- Spectators – who read blogs, listen to podcasts, watch video from other users, read online forums, read customer ratings and reviews and read tweets. In 2010, 73% of the US population were spectators and 49% of Europeans. In Q3 2011, 73% in the US are spectators but the EU has caught up with 69%. The US findings once more suggest a ceiling of around three quarters of the population as spectators or 85% of the active population (see below).
- Inactives – none of the above and not involved in Social Media. In Q2 2010, this was estimated at 18% of the US population and 40% of the European population. In Q3 2011 it is now 14% in the US and 21% in the EU. This suggests that while there has been little change in the US, half of those inactive in the EU in 2010 are now active. It seems likely that more of this group have also become Spectators and Joiners.

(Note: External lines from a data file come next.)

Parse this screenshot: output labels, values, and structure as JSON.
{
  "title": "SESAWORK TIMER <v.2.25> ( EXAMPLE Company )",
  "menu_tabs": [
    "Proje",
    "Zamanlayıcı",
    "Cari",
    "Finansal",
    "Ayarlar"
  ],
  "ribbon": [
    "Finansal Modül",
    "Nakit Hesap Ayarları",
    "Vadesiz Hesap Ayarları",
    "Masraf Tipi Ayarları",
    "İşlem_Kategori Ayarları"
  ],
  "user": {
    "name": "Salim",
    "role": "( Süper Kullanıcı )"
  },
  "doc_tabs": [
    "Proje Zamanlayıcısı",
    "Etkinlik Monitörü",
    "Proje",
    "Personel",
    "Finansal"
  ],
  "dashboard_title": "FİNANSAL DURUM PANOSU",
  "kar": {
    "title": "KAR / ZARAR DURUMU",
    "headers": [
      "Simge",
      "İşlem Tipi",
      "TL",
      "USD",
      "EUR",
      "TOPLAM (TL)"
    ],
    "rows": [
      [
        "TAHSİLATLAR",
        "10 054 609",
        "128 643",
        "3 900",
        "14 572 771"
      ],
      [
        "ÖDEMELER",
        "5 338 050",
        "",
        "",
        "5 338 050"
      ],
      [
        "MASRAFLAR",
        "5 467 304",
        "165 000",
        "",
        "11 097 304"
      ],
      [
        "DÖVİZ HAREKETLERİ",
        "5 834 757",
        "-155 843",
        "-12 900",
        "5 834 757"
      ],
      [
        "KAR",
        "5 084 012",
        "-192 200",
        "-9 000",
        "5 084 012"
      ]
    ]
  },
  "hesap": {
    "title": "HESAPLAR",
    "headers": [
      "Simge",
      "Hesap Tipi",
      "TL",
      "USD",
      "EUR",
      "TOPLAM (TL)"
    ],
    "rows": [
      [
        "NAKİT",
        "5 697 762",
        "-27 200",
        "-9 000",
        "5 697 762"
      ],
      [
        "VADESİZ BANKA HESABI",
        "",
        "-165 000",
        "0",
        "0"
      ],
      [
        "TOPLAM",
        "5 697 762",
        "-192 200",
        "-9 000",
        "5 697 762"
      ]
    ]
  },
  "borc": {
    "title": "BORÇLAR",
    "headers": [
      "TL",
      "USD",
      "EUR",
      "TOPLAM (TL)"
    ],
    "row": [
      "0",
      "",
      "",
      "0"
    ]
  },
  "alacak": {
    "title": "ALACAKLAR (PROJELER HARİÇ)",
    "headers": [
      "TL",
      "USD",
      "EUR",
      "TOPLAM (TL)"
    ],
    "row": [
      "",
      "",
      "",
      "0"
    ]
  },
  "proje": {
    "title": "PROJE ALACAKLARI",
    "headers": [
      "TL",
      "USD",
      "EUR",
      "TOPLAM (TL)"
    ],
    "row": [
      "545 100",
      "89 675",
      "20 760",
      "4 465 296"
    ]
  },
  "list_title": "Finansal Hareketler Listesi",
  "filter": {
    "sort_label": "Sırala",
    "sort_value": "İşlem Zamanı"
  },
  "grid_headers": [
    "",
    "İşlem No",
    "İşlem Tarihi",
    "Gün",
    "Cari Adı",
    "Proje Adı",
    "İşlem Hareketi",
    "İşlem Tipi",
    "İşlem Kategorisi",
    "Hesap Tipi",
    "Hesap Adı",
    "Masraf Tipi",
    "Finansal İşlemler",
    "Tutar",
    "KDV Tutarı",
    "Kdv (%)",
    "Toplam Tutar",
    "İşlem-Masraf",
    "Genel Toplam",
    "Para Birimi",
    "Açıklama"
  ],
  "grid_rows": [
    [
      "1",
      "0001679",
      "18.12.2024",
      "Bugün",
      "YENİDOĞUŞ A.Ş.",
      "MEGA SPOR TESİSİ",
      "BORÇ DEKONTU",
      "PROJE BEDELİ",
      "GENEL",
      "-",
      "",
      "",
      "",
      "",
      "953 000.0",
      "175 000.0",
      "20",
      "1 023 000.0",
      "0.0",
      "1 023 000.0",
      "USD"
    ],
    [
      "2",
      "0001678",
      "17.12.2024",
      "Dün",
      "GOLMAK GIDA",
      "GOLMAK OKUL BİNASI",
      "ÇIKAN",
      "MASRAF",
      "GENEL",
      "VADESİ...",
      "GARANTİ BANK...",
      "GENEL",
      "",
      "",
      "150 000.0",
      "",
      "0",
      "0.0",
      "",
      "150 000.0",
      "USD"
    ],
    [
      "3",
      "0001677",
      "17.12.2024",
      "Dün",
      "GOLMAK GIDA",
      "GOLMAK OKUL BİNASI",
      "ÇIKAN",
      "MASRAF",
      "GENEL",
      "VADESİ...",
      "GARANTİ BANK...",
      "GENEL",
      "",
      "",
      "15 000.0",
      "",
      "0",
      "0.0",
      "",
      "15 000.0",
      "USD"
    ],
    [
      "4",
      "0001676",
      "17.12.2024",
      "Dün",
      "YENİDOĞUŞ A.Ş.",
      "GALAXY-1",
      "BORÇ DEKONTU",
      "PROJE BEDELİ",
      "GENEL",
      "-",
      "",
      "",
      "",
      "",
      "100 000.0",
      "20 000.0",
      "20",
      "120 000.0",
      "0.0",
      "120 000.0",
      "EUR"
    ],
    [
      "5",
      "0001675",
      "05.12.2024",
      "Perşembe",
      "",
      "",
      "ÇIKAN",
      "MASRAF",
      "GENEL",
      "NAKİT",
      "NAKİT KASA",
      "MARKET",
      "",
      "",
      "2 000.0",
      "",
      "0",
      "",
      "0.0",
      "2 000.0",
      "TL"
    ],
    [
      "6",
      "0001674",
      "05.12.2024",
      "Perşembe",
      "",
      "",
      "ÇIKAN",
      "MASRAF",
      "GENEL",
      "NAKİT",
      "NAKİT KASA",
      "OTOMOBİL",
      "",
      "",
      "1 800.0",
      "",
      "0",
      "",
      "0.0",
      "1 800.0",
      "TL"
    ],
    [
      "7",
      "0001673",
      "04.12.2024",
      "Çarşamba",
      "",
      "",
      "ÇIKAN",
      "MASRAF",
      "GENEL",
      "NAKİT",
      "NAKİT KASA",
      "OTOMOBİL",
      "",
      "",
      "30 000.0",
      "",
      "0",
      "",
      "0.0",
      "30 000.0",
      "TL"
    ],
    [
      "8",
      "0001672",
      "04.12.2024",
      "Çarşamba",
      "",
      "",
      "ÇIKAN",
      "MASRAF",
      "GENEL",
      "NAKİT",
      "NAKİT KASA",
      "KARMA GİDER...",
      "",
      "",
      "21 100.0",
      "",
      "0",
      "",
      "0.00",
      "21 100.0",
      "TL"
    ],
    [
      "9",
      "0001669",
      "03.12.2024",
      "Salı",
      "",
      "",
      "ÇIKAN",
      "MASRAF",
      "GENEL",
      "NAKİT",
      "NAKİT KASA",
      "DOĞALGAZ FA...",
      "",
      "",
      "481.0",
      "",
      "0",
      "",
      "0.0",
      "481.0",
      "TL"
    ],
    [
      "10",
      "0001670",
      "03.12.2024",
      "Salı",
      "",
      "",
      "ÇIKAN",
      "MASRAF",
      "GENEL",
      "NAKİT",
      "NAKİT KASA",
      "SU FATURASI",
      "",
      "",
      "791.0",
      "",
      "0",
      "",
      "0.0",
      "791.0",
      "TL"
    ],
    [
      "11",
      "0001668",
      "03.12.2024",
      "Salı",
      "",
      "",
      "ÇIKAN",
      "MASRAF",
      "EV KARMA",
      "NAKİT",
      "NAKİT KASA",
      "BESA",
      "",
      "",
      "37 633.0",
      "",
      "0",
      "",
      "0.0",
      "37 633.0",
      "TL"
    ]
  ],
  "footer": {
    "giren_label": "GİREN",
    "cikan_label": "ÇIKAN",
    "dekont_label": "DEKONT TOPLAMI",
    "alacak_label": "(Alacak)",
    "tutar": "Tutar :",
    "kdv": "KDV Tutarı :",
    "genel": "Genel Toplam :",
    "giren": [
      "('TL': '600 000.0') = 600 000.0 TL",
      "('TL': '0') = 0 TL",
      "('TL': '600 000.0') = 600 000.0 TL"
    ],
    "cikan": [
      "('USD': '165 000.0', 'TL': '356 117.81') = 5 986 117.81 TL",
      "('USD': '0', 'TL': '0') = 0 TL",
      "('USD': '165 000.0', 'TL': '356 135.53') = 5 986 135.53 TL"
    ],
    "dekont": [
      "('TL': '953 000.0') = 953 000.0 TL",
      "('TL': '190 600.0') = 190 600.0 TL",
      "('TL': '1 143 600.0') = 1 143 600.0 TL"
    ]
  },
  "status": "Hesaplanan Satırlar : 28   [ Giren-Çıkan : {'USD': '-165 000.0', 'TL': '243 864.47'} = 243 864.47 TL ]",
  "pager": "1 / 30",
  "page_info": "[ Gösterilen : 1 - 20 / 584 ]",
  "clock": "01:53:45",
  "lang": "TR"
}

The good news in terms of Social Media use is that Europe has finally caught up in 2011, almost to the same level of Social Media adoption as the US. Increases in the EU can be viewed in % population terms across:

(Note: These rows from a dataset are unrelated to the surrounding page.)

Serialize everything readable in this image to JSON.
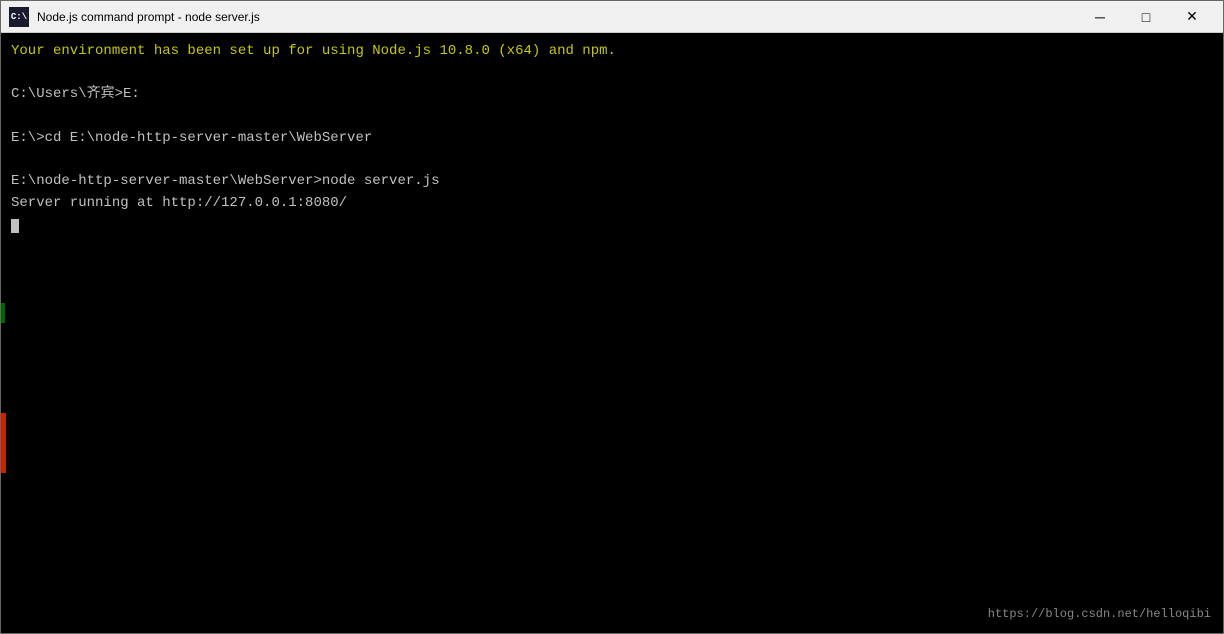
{
  "titleBar": {
    "icon": "C:\\",
    "title": "Node.js command prompt - node  server.js",
    "minimizeLabel": "─",
    "maximizeLabel": "□",
    "closeLabel": "✕"
  },
  "terminal": {
    "lines": [
      {
        "text": "Your environment has been set up for using Node.js 10.8.0 (x64) and npm.",
        "color": "yellow"
      },
      {
        "text": "",
        "color": "white"
      },
      {
        "text": "C:\\Users\\齐宾>E:",
        "color": "white"
      },
      {
        "text": "",
        "color": "white"
      },
      {
        "text": "E:\\>cd E:\\node-http-server-master\\WebServer",
        "color": "white"
      },
      {
        "text": "",
        "color": "white"
      },
      {
        "text": "E:\\node-http-server-master\\WebServer>node server.js",
        "color": "white"
      },
      {
        "text": "Server running at http://127.0.0.1:8080/",
        "color": "white"
      }
    ],
    "watermark": "https://blog.csdn.net/helloqibi"
  }
}
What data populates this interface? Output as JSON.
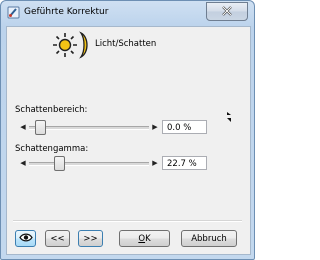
{
  "window": {
    "title": "Geführte Korrektur",
    "icons": {
      "app": "brush-icon",
      "close": "close-icon"
    }
  },
  "mode": {
    "label": "Licht/Schatten",
    "icon": "sun-moon-icon"
  },
  "schattenbereich": {
    "label": "Schattenbereich:",
    "value": "0.0 %",
    "slider_fraction": 0.0
  },
  "schattengamma": {
    "label": "Schattengamma:",
    "value": "22.7 %",
    "slider_fraction": 0.227
  },
  "buttons": {
    "preview_icon": "eye-icon",
    "prev": "<<",
    "next": ">>",
    "ok_underlined": "O",
    "ok_rest": "K",
    "cancel": "Abbruch"
  },
  "colors": {
    "sun": "#f3c315",
    "moon": "#f3c315",
    "title_bar": "#bcd3ec",
    "close_x": "#ffffff"
  }
}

- Active (19% increase)
- Spectators (20% increase)
- Joiners (21% increase)
- Collectors (16%)
- Critics (14%)
- Creators (9%)
It is no longer accurate to say that the US is two years ahead of Europe in terms of Social Media adoption.
Although Europe still has soom room for growth – more can become active and the US still leads active users by 7 percentage points – Europe is on a par in most other areas.
As the US appears to have slowed substantially in terms of growth, particularly in proportions of Creators, Critics, Collectors and Spectators, the findings also suggest that there is a ceiling level of adoption within these areas.
These “ceilings” provide key insights when identifying targets from future initiatives – e.g. they help determine what proportion of RSS subscriptions, shares and likes can be expected all things being equal.
The results also suggest a “late adoption” trend, whereby Joining and entering the Conversation is attractive now matter how mature the market or how ‘sophisticated’ the user.
A critical question that remains is where future growth will be measured as markets mature and saturation points are reached?
We believe that the Forrester Social Technographics whilst enormously useful to this point will become less useful in the next few years. Other models are required which look in more detail at individual practices and progress.
What do you think?
As always, we look forward to your comments
Alan, Jim and Vincent
Sources: we have used the following source information
- The latest Social Technographics results from Q3 2011 as summarised in this recent John Bernoff post entitled Global Social Takeover
- Comparative data from Q2 2010 as provided through the Social Technographics Profile Tool
- A definition of Social Technographics from Forrester Research